Entries from a dataset of interfaces:
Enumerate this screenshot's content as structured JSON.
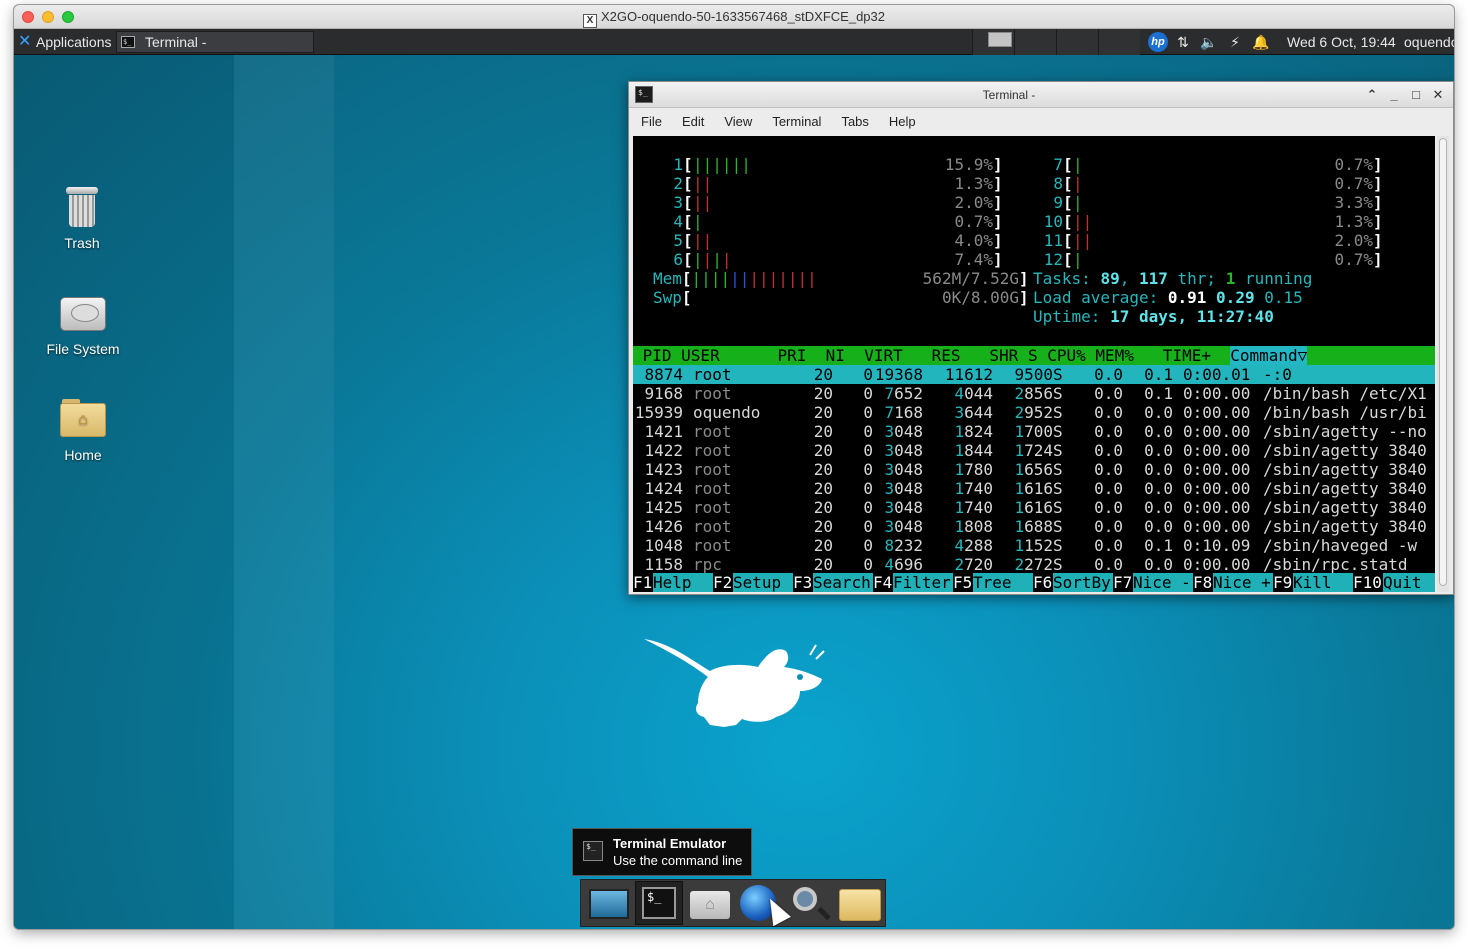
{
  "mac": {
    "title": "X2GO-oquendo-50-1633567468_stDXFCE_dp32",
    "title_glyph": "X"
  },
  "panel": {
    "applications_label": "Applications",
    "applications_arrow": "⠇",
    "task_label": "Terminal -",
    "clock": "Wed  6 Oct, 19:44",
    "user": "oquendo",
    "tray_icons": [
      "hp-icon",
      "network-icon",
      "volume-icon",
      "power-icon",
      "notification-icon"
    ]
  },
  "desktop_icons": [
    {
      "label": "Trash",
      "icon": "trash-icon"
    },
    {
      "label": "File System",
      "icon": "drive-icon"
    },
    {
      "label": "Home",
      "icon": "home-folder-icon"
    }
  ],
  "terminal": {
    "title": "Terminal -",
    "menu": [
      "File",
      "Edit",
      "View",
      "Terminal",
      "Tabs",
      "Help"
    ],
    "cpus_left": [
      {
        "n": "1",
        "pct": "15.9%"
      },
      {
        "n": "2",
        "pct": "1.3%"
      },
      {
        "n": "3",
        "pct": "2.0%"
      },
      {
        "n": "4",
        "pct": "0.7%"
      },
      {
        "n": "5",
        "pct": "4.0%"
      },
      {
        "n": "6",
        "pct": "7.4%"
      }
    ],
    "cpus_right": [
      {
        "n": "7",
        "pct": "0.7%"
      },
      {
        "n": "8",
        "pct": "0.7%"
      },
      {
        "n": "9",
        "pct": "3.3%"
      },
      {
        "n": "10",
        "pct": "1.3%"
      },
      {
        "n": "11",
        "pct": "2.0%"
      },
      {
        "n": "12",
        "pct": "0.7%"
      }
    ],
    "mem_label": "Mem",
    "mem_value": "562M/7.52G",
    "swp_label": "Swp",
    "swp_value": "0K/8.00G",
    "tasks_label": "Tasks:",
    "tasks_count": "89",
    "threads": "117",
    "thr_label": "thr;",
    "running": "1",
    "running_label": "running",
    "load_label": "Load average:",
    "load_1": "0.91",
    "load_5": "0.29",
    "load_15": "0.15",
    "uptime_label": "Uptime:",
    "uptime_value": "17 days, 11:27:40",
    "header": " PID USER      PRI  NI  VIRT   RES   SHR S CPU% MEM%   TIME+  ",
    "header_sort": "Command▽",
    "processes": [
      {
        "pid": " 8874",
        "user": "root",
        "pri": "20",
        "ni": "0",
        "virt": "19368",
        "res": "11612",
        "shr": " 9500",
        "s": "S",
        "cpu": "0.0",
        "mem": "0.1",
        "time": "0:00.01",
        "cmd": "-:0"
      },
      {
        "pid": " 9168",
        "user": "root",
        "pri": "20",
        "ni": "0",
        "virt": " 7652",
        "res": " 4044",
        "shr": " 2856",
        "s": "S",
        "cpu": "0.0",
        "mem": "0.1",
        "time": "0:00.00",
        "cmd": "/bin/bash /etc/X1"
      },
      {
        "pid": "15939",
        "user": "oquendo",
        "pri": "20",
        "ni": "0",
        "virt": " 7168",
        "res": " 3644",
        "shr": " 2952",
        "s": "S",
        "cpu": "0.0",
        "mem": "0.0",
        "time": "0:00.00",
        "cmd": "/bin/bash /usr/bi"
      },
      {
        "pid": " 1421",
        "user": "root",
        "pri": "20",
        "ni": "0",
        "virt": " 3048",
        "res": " 1824",
        "shr": " 1700",
        "s": "S",
        "cpu": "0.0",
        "mem": "0.0",
        "time": "0:00.00",
        "cmd": "/sbin/agetty --no"
      },
      {
        "pid": " 1422",
        "user": "root",
        "pri": "20",
        "ni": "0",
        "virt": " 3048",
        "res": " 1844",
        "shr": " 1724",
        "s": "S",
        "cpu": "0.0",
        "mem": "0.0",
        "time": "0:00.00",
        "cmd": "/sbin/agetty 3840"
      },
      {
        "pid": " 1423",
        "user": "root",
        "pri": "20",
        "ni": "0",
        "virt": " 3048",
        "res": " 1780",
        "shr": " 1656",
        "s": "S",
        "cpu": "0.0",
        "mem": "0.0",
        "time": "0:00.00",
        "cmd": "/sbin/agetty 3840"
      },
      {
        "pid": " 1424",
        "user": "root",
        "pri": "20",
        "ni": "0",
        "virt": " 3048",
        "res": " 1740",
        "shr": " 1616",
        "s": "S",
        "cpu": "0.0",
        "mem": "0.0",
        "time": "0:00.00",
        "cmd": "/sbin/agetty 3840"
      },
      {
        "pid": " 1425",
        "user": "root",
        "pri": "20",
        "ni": "0",
        "virt": " 3048",
        "res": " 1740",
        "shr": " 1616",
        "s": "S",
        "cpu": "0.0",
        "mem": "0.0",
        "time": "0:00.00",
        "cmd": "/sbin/agetty 3840"
      },
      {
        "pid": " 1426",
        "user": "root",
        "pri": "20",
        "ni": "0",
        "virt": " 3048",
        "res": " 1808",
        "shr": " 1688",
        "s": "S",
        "cpu": "0.0",
        "mem": "0.0",
        "time": "0:00.00",
        "cmd": "/sbin/agetty 3840"
      },
      {
        "pid": " 1048",
        "user": "root",
        "pri": "20",
        "ni": "0",
        "virt": " 8232",
        "res": " 4288",
        "shr": " 1152",
        "s": "S",
        "cpu": "0.0",
        "mem": "0.1",
        "time": "0:10.09",
        "cmd": "/sbin/haveged -w"
      },
      {
        "pid": " 1158",
        "user": "rpc",
        "pri": "20",
        "ni": "0",
        "virt": " 4696",
        "res": " 2720",
        "shr": " 2272",
        "s": "S",
        "cpu": "0.0",
        "mem": "0.0",
        "time": "0:00.00",
        "cmd": "/sbin/rpc.statd"
      }
    ],
    "fkeys": [
      {
        "key": "F1",
        "label": "Help  "
      },
      {
        "key": "F2",
        "label": "Setup "
      },
      {
        "key": "F3",
        "label": "Search"
      },
      {
        "key": "F4",
        "label": "Filter"
      },
      {
        "key": "F5",
        "label": "Tree  "
      },
      {
        "key": "F6",
        "label": "SortBy"
      },
      {
        "key": "F7",
        "label": "Nice -"
      },
      {
        "key": "F8",
        "label": "Nice +"
      },
      {
        "key": "F9",
        "label": "Kill  "
      },
      {
        "key": "F10",
        "label": "Quit  "
      }
    ]
  },
  "tooltip": {
    "title": "Terminal Emulator",
    "subtitle": "Use the command line"
  },
  "dock": {
    "items": [
      "show-desktop-icon",
      "terminal-icon",
      "home-folder-icon",
      "web-browser-icon",
      "search-icon",
      "file-manager-icon"
    ],
    "terminal_prompt": "$_"
  },
  "colors": {
    "desktop": "#0b8fb8",
    "htop_header": "#16b11a",
    "htop_selection": "#23b5bd",
    "panel": "#2a2c2e"
  }
}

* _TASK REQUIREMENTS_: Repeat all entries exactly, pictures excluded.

* _EXERCISE ANSWER_:
Enumerate this screenshot's content as structured JSON.
{
  "mac": {
    "title": "X2GO-oquendo-50-1633567468_stDXFCE_dp32",
    "title_glyph": "X"
  },
  "panel": {
    "applications_label": "Applications",
    "applications_arrow": "⠇",
    "task_label": "Terminal -",
    "clock": "Wed  6 Oct, 19:44",
    "user": "oquendo",
    "tray_icons": [
      "hp-icon",
      "network-icon",
      "volume-icon",
      "power-icon",
      "notification-icon"
    ]
  },
  "desktop_icons": [
    {
      "label": "Trash",
      "icon": "trash-icon"
    },
    {
      "label": "File System",
      "icon": "drive-icon"
    },
    {
      "label": "Home",
      "icon": "home-folder-icon"
    }
  ],
  "terminal": {
    "title": "Terminal -",
    "menu": [
      "File",
      "Edit",
      "View",
      "Terminal",
      "Tabs",
      "Help"
    ],
    "cpus_left": [
      {
        "n": "1",
        "pct": "15.9%"
      },
      {
        "n": "2",
        "pct": "1.3%"
      },
      {
        "n": "3",
        "pct": "2.0%"
      },
      {
        "n": "4",
        "pct": "0.7%"
      },
      {
        "n": "5",
        "pct": "4.0%"
      },
      {
        "n": "6",
        "pct": "7.4%"
      }
    ],
    "cpus_right": [
      {
        "n": "7",
        "pct": "0.7%"
      },
      {
        "n": "8",
        "pct": "0.7%"
      },
      {
        "n": "9",
        "pct": "3.3%"
      },
      {
        "n": "10",
        "pct": "1.3%"
      },
      {
        "n": "11",
        "pct": "2.0%"
      },
      {
        "n": "12",
        "pct": "0.7%"
      }
    ],
    "mem_label": "Mem",
    "mem_value": "562M/7.52G",
    "swp_label": "Swp",
    "swp_value": "0K/8.00G",
    "tasks_label": "Tasks:",
    "tasks_count": "89",
    "threads": "117",
    "thr_label": "thr;",
    "running": "1",
    "running_label": "running",
    "load_label": "Load average:",
    "load_1": "0.91",
    "load_5": "0.29",
    "load_15": "0.15",
    "uptime_label": "Uptime:",
    "uptime_value": "17 days, 11:27:40",
    "header": " PID USER      PRI  NI  VIRT   RES   SHR S CPU% MEM%   TIME+  ",
    "header_sort": "Command▽",
    "processes": [
      {
        "pid": " 8874",
        "user": "root",
        "pri": "20",
        "ni": "0",
        "virt": "19368",
        "res": "11612",
        "shr": " 9500",
        "s": "S",
        "cpu": "0.0",
        "mem": "0.1",
        "time": "0:00.01",
        "cmd": "-:0"
      },
      {
        "pid": " 9168",
        "user": "root",
        "pri": "20",
        "ni": "0",
        "virt": " 7652",
        "res": " 4044",
        "shr": " 2856",
        "s": "S",
        "cpu": "0.0",
        "mem": "0.1",
        "time": "0:00.00",
        "cmd": "/bin/bash /etc/X1"
      },
      {
        "pid": "15939",
        "user": "oquendo",
        "pri": "20",
        "ni": "0",
        "virt": " 7168",
        "res": " 3644",
        "shr": " 2952",
        "s": "S",
        "cpu": "0.0",
        "mem": "0.0",
        "time": "0:00.00",
        "cmd": "/bin/bash /usr/bi"
      },
      {
        "pid": " 1421",
        "user": "root",
        "pri": "20",
        "ni": "0",
        "virt": " 3048",
        "res": " 1824",
        "shr": " 1700",
        "s": "S",
        "cpu": "0.0",
        "mem": "0.0",
        "time": "0:00.00",
        "cmd": "/sbin/agetty --no"
      },
      {
        "pid": " 1422",
        "user": "root",
        "pri": "20",
        "ni": "0",
        "virt": " 3048",
        "res": " 1844",
        "shr": " 1724",
        "s": "S",
        "cpu": "0.0",
        "mem": "0.0",
        "time": "0:00.00",
        "cmd": "/sbin/agetty 3840"
      },
      {
        "pid": " 1423",
        "user": "root",
        "pri": "20",
        "ni": "0",
        "virt": " 3048",
        "res": " 1780",
        "shr": " 1656",
        "s": "S",
        "cpu": "0.0",
        "mem": "0.0",
        "time": "0:00.00",
        "cmd": "/sbin/agetty 3840"
      },
      {
        "pid": " 1424",
        "user": "root",
        "pri": "20",
        "ni": "0",
        "virt": " 3048",
        "res": " 1740",
        "shr": " 1616",
        "s": "S",
        "cpu": "0.0",
        "mem": "0.0",
        "time": "0:00.00",
        "cmd": "/sbin/agetty 3840"
      },
      {
        "pid": " 1425",
        "user": "root",
        "pri": "20",
        "ni": "0",
        "virt": " 3048",
        "res": " 1740",
        "shr": " 1616",
        "s": "S",
        "cpu": "0.0",
        "mem": "0.0",
        "time": "0:00.00",
        "cmd": "/sbin/agetty 3840"
      },
      {
        "pid": " 1426",
        "user": "root",
        "pri": "20",
        "ni": "0",
        "virt": " 3048",
        "res": " 1808",
        "shr": " 1688",
        "s": "S",
        "cpu": "0.0",
        "mem": "0.0",
        "time": "0:00.00",
        "cmd": "/sbin/agetty 3840"
      },
      {
        "pid": " 1048",
        "user": "root",
        "pri": "20",
        "ni": "0",
        "virt": " 8232",
        "res": " 4288",
        "shr": " 1152",
        "s": "S",
        "cpu": "0.0",
        "mem": "0.1",
        "time": "0:10.09",
        "cmd": "/sbin/haveged -w"
      },
      {
        "pid": " 1158",
        "user": "rpc",
        "pri": "20",
        "ni": "0",
        "virt": " 4696",
        "res": " 2720",
        "shr": " 2272",
        "s": "S",
        "cpu": "0.0",
        "mem": "0.0",
        "time": "0:00.00",
        "cmd": "/sbin/rpc.statd"
      }
    ],
    "fkeys": [
      {
        "key": "F1",
        "label": "Help  "
      },
      {
        "key": "F2",
        "label": "Setup "
      },
      {
        "key": "F3",
        "label": "Search"
      },
      {
        "key": "F4",
        "label": "Filter"
      },
      {
        "key": "F5",
        "label": "Tree  "
      },
      {
        "key": "F6",
        "label": "SortBy"
      },
      {
        "key": "F7",
        "label": "Nice -"
      },
      {
        "key": "F8",
        "label": "Nice +"
      },
      {
        "key": "F9",
        "label": "Kill  "
      },
      {
        "key": "F10",
        "label": "Quit  "
      }
    ]
  },
  "tooltip": {
    "title": "Terminal Emulator",
    "subtitle": "Use the command line"
  },
  "dock": {
    "items": [
      "show-desktop-icon",
      "terminal-icon",
      "home-folder-icon",
      "web-browser-icon",
      "search-icon",
      "file-manager-icon"
    ],
    "terminal_prompt": "$_"
  },
  "colors": {
    "desktop": "#0b8fb8",
    "htop_header": "#16b11a",
    "htop_selection": "#23b5bd",
    "panel": "#2a2c2e"
  }
}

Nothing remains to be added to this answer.